*** THE INPUT ***
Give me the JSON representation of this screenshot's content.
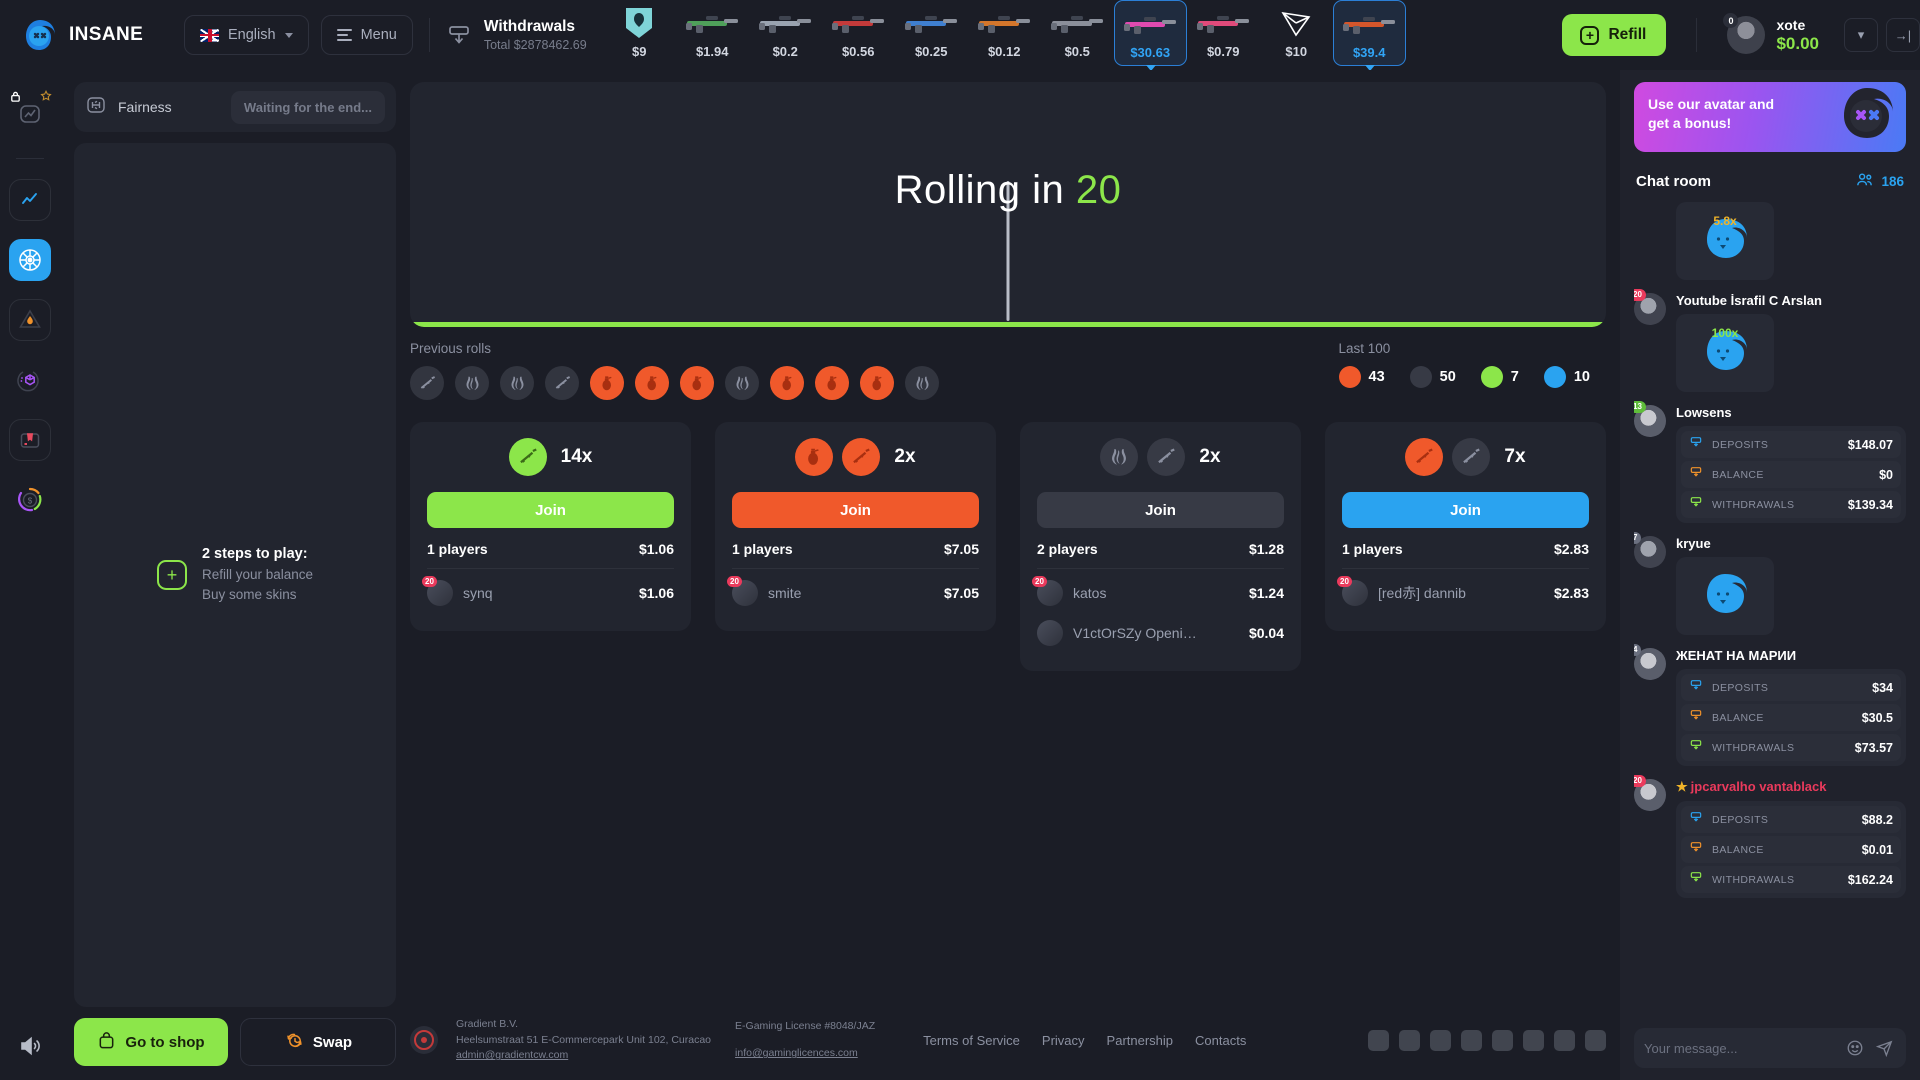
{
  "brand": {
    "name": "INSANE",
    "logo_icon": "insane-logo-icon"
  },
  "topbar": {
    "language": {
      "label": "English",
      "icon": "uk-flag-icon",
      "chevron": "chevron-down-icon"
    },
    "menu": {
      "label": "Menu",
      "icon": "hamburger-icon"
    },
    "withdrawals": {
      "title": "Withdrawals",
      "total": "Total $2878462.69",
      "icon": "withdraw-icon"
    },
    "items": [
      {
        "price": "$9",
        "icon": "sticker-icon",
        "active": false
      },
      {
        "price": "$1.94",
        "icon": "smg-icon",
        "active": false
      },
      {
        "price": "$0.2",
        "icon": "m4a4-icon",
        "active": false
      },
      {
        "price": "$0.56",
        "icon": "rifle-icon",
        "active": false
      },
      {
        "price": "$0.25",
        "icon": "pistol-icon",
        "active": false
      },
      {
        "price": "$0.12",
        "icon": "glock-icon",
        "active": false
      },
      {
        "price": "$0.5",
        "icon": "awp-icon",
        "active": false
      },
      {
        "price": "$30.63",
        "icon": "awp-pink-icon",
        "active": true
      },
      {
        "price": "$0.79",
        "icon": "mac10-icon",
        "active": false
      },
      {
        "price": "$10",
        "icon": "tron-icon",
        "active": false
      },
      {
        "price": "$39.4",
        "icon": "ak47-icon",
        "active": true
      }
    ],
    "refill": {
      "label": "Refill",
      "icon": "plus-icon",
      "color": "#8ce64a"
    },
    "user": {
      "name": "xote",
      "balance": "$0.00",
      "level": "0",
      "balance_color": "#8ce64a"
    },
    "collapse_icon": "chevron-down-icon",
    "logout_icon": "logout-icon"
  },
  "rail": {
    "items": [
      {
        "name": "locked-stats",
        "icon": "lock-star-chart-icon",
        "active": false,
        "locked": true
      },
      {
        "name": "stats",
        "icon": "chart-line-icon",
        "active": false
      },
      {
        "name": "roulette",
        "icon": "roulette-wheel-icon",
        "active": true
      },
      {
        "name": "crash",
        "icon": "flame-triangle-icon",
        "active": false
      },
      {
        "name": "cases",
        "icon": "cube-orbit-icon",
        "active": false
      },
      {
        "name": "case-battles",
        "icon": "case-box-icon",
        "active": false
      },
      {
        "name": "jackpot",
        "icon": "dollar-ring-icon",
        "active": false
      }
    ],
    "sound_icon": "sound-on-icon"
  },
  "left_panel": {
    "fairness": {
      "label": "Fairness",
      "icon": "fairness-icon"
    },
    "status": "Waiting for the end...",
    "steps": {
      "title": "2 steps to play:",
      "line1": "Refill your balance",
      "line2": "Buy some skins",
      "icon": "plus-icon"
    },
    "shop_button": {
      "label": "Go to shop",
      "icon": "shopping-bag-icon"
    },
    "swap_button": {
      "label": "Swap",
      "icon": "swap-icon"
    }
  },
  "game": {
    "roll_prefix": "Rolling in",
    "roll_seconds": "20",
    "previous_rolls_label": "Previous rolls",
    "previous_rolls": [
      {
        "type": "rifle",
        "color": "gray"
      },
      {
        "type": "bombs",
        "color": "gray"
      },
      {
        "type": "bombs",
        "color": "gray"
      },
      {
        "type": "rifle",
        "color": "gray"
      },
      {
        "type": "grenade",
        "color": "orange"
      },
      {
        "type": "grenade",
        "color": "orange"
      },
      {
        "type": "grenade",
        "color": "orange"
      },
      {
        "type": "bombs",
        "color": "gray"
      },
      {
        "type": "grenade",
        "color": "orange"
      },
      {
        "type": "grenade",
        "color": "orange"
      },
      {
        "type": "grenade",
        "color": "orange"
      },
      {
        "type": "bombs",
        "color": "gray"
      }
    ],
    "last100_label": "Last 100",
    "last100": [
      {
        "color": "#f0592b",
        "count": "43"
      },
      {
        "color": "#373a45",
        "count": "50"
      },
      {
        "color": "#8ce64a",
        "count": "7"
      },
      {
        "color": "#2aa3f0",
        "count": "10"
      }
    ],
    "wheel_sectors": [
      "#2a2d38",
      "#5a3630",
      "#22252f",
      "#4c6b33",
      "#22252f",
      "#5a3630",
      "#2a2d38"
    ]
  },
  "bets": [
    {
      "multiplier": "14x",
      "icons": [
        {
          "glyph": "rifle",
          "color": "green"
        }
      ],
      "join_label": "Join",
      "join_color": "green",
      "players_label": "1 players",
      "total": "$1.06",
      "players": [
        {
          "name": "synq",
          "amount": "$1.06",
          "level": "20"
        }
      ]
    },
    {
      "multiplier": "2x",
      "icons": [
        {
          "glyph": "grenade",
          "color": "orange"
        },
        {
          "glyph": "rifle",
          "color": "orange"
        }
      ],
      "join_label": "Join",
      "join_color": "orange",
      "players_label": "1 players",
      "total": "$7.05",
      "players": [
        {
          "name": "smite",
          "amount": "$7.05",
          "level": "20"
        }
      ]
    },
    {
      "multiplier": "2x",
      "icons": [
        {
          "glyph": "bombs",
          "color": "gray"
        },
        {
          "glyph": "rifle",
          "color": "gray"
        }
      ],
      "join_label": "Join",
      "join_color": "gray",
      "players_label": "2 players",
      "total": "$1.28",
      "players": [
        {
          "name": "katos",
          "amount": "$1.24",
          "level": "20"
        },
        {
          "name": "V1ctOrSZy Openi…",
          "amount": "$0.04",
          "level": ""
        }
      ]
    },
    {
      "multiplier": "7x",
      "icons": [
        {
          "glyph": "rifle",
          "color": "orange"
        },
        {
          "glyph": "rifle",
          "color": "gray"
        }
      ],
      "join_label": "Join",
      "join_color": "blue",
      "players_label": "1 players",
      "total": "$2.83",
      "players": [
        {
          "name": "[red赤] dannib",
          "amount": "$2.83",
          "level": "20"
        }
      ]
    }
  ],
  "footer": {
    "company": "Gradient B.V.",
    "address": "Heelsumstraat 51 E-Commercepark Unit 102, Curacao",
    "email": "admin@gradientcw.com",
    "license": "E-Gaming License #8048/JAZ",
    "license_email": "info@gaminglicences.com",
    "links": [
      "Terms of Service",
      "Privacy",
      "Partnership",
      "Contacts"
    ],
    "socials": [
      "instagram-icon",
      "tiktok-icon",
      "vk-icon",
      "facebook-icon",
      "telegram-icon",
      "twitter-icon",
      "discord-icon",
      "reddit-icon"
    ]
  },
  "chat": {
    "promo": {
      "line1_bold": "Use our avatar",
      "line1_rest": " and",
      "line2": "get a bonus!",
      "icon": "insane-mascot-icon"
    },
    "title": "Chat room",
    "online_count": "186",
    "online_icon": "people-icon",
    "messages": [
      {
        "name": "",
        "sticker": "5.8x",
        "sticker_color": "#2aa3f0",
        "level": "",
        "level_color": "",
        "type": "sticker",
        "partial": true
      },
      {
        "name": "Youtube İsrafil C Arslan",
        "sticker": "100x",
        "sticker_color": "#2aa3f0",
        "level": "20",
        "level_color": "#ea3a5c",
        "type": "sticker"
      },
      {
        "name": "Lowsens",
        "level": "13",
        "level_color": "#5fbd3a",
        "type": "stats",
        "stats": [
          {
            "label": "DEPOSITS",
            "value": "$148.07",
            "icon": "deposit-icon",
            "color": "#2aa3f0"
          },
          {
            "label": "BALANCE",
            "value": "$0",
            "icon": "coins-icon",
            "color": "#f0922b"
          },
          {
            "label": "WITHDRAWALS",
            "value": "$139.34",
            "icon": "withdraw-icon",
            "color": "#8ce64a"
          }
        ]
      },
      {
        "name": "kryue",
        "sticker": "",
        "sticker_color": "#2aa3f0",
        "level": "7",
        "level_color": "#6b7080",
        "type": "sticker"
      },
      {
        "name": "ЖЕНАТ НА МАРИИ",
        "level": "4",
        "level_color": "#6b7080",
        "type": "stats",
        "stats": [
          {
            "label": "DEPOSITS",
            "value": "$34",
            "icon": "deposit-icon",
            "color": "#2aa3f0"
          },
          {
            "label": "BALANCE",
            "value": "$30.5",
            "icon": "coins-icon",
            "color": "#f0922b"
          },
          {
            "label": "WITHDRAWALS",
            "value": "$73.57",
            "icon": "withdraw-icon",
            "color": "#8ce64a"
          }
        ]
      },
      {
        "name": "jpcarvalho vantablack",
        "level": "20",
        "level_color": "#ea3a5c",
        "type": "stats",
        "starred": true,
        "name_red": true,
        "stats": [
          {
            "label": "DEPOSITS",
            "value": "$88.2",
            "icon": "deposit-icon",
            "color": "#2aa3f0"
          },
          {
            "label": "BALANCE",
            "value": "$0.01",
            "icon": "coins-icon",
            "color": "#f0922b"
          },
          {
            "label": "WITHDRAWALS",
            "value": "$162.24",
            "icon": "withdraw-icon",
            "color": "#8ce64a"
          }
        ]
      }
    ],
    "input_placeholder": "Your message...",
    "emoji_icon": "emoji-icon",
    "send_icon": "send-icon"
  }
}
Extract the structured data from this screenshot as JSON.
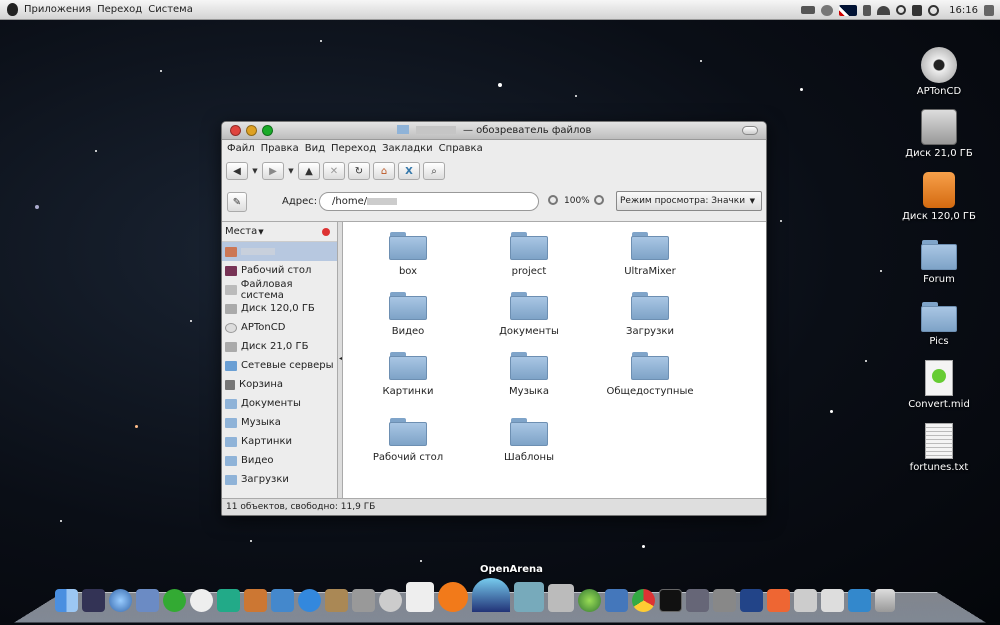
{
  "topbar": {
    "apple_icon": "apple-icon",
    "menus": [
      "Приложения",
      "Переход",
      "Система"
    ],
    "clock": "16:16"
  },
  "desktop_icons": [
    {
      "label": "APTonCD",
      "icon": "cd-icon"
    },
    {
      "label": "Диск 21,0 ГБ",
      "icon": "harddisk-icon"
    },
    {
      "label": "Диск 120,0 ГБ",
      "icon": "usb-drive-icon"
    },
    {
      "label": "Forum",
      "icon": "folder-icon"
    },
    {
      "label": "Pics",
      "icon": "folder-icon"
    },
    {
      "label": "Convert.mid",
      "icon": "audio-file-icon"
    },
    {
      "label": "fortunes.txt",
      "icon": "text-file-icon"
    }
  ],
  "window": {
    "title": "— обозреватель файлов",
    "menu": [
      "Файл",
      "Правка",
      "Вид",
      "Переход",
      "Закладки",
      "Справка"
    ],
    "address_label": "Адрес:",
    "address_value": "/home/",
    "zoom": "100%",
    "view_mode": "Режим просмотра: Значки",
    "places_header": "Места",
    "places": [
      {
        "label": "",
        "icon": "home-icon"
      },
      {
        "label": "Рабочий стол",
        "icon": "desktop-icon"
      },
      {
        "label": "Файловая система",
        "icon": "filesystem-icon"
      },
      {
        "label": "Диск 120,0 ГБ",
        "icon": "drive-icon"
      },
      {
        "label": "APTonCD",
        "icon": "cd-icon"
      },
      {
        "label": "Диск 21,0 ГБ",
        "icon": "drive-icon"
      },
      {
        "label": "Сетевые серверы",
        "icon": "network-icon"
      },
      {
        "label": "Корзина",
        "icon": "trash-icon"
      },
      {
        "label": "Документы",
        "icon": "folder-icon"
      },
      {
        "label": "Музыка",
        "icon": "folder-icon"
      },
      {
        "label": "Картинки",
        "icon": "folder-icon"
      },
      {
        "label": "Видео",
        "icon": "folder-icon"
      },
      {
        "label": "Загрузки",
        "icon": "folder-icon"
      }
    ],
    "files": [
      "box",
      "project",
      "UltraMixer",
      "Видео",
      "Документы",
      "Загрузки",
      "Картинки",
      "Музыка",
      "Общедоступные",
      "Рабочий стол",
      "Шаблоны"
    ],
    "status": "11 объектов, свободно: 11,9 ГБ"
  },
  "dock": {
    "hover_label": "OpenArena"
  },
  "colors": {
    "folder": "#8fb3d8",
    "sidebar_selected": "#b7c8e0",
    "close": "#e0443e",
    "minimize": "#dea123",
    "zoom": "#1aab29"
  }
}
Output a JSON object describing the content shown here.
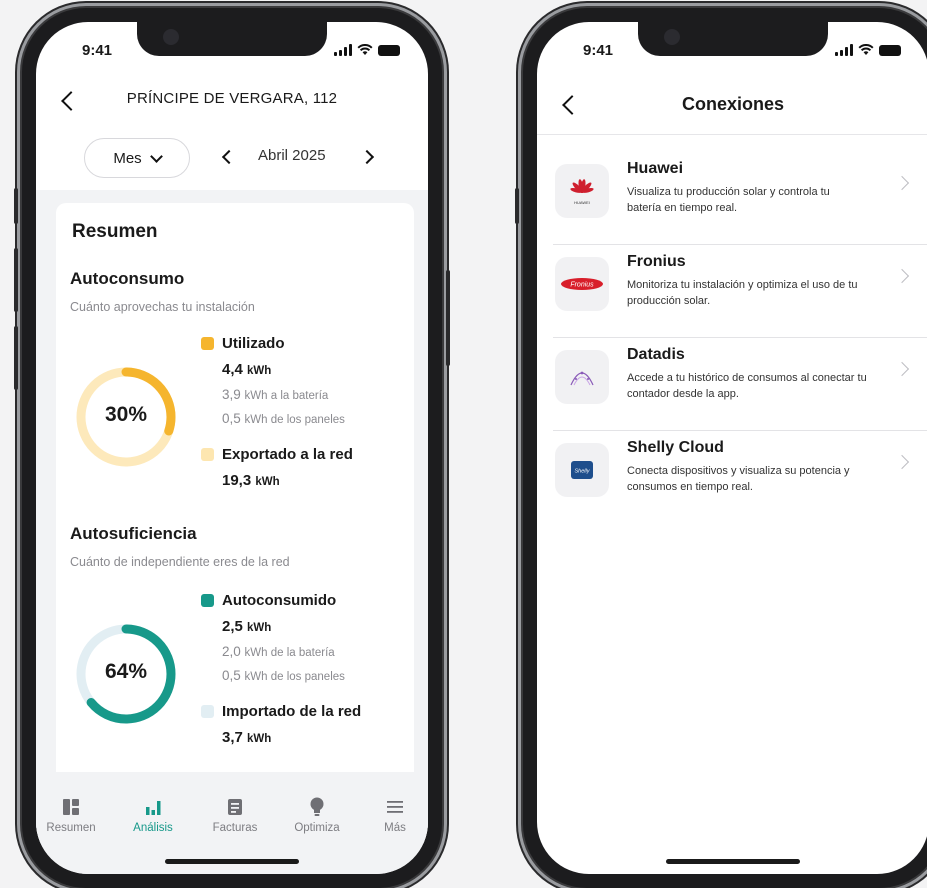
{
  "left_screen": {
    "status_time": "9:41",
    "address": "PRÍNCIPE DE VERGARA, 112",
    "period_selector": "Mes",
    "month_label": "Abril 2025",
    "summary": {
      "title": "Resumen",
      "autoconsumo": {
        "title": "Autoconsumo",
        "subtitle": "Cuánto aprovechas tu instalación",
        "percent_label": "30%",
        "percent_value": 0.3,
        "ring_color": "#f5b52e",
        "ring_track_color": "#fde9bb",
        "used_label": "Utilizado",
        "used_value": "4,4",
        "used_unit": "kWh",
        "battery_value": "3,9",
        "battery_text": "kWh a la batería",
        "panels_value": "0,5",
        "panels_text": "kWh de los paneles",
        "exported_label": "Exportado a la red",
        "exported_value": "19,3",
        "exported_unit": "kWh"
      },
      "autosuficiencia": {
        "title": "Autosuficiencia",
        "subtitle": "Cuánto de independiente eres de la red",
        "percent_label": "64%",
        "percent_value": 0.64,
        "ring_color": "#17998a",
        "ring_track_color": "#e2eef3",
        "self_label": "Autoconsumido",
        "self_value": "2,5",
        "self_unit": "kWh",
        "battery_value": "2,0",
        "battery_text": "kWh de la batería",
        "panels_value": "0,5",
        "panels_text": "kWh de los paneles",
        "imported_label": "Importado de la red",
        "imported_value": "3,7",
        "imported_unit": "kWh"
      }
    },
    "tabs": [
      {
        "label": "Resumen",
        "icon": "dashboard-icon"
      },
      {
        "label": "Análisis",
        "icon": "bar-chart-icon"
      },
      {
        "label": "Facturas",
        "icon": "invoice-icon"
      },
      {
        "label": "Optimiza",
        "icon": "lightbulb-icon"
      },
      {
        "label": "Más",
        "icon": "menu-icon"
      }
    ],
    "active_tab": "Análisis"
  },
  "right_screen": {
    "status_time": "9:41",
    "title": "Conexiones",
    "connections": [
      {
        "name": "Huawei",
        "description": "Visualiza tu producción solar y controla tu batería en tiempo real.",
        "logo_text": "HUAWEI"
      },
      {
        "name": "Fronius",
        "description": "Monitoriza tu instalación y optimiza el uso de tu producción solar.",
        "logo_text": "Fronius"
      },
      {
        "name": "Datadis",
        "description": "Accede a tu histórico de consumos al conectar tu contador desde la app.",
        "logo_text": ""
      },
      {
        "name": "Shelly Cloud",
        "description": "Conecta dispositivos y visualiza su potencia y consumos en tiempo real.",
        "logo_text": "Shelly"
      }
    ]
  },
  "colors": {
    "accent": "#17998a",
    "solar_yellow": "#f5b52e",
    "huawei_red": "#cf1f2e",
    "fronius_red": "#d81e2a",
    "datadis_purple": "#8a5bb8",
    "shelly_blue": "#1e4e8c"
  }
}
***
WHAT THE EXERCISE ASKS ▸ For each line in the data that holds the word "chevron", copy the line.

EXPECTED ANSWER ▸
      "chevron": "chevron-down-icon"
    "collapse_icon": "chevron-down-icon",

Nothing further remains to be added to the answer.